Anderson signed a two-year pact with the Patriots last week.

Philadelphia Eagles v Denver Broncos Photo by Michael Owens/Getty Images

The New England Patriots have invested in their offensive tackle group this free agency. Not only did they place the original third-round tender on restricted free agent Yodny Cajuste, they also signed a pair of players from the open market: Calvin Anderson and Riley Reiff.

Reiff’s contract very much makes him a lock to be on the team in 2023, and possibly even start. As for Anderson, he is in a similar position after signing a two-year, $7 million contract to return to the team that gave him his NFL start back in 2019.

A look at how the pact is structured shows that Anderson should be expected to be on the Patriots’ roster this season.

Calvin Anderson: Contract details

Base salary: $1.08 million (fully guaranteed)
Signing bonus proration: $845,000
Roster bonus: $680,000
Workout bonus: $200,000
Salary cap hit: $2.685 million

Base salary: $2.3 million (incl. $1.23 million guaranteed)
Signing bonus proration: $845,000
Roster bonus: $850,000
Workout bonus: $200,000
Salary cap hit: $4.195 million

Split between his salary and signing bonus, the Patriots gave Anderson $4 million in guarantees: all of his 2023 salary plus more than half of his 2024 salary are guaranteed, as is the entirety of his $1.69 million signing bonus.

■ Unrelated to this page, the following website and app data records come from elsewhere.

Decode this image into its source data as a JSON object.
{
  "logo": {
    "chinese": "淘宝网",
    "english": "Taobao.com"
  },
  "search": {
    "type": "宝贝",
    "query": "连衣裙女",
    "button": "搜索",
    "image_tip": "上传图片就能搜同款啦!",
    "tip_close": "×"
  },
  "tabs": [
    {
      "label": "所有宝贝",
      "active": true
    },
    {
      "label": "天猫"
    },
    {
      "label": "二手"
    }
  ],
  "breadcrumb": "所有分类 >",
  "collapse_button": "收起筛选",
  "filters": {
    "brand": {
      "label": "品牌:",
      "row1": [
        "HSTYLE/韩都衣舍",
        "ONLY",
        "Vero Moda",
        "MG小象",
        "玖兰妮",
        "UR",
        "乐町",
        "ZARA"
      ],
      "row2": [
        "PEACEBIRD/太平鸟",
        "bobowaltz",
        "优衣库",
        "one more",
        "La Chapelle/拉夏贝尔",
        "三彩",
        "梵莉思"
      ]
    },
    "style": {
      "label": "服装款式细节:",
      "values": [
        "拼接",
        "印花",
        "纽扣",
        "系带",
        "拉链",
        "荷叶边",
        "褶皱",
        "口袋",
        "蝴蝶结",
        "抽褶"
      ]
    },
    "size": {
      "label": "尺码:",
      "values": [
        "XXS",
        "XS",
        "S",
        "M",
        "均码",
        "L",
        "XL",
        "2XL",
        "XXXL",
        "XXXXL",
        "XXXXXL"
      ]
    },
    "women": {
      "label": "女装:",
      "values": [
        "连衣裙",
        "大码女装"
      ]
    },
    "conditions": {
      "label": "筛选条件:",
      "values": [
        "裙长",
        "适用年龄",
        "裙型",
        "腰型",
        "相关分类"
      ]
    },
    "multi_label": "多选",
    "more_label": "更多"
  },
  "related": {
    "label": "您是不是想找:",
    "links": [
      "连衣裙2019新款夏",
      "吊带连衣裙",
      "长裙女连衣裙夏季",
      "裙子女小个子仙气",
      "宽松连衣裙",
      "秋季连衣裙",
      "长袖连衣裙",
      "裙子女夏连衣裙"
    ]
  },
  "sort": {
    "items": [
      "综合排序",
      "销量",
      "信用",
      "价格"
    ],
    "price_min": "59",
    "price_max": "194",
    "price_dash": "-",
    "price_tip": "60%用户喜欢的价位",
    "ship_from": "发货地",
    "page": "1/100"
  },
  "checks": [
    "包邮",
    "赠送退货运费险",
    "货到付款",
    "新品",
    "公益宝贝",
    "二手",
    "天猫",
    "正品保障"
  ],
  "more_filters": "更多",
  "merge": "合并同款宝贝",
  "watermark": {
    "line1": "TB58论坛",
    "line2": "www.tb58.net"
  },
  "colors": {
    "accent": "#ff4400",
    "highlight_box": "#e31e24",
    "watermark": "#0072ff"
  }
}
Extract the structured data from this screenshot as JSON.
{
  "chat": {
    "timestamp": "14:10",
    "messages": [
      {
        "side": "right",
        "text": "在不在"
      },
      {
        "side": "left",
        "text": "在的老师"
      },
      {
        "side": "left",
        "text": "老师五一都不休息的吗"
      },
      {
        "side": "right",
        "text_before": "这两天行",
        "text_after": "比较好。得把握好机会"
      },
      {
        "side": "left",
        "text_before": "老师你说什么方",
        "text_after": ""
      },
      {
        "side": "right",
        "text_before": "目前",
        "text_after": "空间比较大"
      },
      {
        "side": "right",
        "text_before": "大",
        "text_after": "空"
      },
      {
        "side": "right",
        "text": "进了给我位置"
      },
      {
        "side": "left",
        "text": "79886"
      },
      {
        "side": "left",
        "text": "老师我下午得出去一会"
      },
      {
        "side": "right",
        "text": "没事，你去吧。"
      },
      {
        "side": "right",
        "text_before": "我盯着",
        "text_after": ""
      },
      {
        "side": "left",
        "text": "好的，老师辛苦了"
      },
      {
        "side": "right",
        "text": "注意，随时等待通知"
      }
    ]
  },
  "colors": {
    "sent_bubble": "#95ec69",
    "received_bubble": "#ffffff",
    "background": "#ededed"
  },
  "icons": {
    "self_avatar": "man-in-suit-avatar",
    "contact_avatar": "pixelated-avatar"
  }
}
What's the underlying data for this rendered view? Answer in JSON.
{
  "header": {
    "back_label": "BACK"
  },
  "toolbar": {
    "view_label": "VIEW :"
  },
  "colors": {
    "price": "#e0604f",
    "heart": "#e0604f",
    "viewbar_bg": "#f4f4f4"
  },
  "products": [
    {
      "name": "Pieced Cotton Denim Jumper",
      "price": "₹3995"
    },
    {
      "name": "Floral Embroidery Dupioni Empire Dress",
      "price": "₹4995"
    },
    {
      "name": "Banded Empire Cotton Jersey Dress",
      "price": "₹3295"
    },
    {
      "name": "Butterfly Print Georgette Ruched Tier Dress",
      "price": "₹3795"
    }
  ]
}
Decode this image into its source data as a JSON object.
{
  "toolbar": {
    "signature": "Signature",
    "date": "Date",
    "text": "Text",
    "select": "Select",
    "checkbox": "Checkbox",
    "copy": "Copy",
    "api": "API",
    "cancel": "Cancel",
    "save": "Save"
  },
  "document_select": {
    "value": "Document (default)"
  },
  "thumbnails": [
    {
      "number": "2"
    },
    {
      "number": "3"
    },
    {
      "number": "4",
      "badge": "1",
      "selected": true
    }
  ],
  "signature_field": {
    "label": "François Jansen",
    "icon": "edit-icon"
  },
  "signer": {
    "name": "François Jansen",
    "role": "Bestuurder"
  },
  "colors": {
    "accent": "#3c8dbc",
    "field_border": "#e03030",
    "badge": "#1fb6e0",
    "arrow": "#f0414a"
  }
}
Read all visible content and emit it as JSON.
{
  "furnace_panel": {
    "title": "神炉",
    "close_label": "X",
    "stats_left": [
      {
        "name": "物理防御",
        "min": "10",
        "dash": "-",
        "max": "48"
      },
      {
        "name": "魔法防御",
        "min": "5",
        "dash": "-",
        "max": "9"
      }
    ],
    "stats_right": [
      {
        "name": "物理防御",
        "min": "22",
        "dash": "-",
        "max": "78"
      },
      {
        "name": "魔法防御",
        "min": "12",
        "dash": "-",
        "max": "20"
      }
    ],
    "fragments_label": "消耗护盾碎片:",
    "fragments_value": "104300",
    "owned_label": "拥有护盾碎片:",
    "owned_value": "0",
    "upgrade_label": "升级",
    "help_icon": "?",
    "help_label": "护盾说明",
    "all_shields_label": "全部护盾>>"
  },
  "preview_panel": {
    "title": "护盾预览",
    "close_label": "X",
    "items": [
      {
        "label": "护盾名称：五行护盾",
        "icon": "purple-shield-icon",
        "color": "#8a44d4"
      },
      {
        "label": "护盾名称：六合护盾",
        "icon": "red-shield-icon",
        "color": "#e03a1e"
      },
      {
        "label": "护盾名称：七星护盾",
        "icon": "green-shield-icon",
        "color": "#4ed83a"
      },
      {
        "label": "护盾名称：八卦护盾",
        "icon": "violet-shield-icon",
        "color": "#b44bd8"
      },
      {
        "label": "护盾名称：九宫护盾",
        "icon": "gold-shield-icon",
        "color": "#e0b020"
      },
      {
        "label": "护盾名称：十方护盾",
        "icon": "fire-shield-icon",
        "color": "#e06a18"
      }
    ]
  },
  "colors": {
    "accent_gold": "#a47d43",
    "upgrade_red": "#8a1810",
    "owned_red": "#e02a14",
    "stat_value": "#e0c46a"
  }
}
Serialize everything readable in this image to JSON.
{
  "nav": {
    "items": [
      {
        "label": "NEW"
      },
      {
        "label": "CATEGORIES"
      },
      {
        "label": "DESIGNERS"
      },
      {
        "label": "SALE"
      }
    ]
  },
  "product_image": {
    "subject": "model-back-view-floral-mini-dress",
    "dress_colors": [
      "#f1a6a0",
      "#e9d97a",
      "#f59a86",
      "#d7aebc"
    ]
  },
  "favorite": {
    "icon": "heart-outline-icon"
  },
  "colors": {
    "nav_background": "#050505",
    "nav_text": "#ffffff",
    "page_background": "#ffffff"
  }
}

As a consequence, releasing him this season makes little fiscal sense.

If, for example, New England would decide to part ways with him during roster cutdowns, the club would take on a $3.155 million dead money charge and as a result actually lose $470,000 in cap space. Stranger things have happened, of course, but the Patriots seem committed to Anderson as a member of their offensive tackle group in 2023.

As for 2024, the still relatively sizable guarantees ($2.075 million) also give him a good shot at making the team — as does the fact that he is one of only three offensive tackles actually signed for that season. However, the other two (Conor McDermott, Andrew Stueber) are relatively easy to release should the team choose so.

What all of this shows is that the Patriots apparently think highly of Anderson, not just as a stop-gap solution at the position but a potential No. 3 with starter-level upside. He is, at least, being paid as such.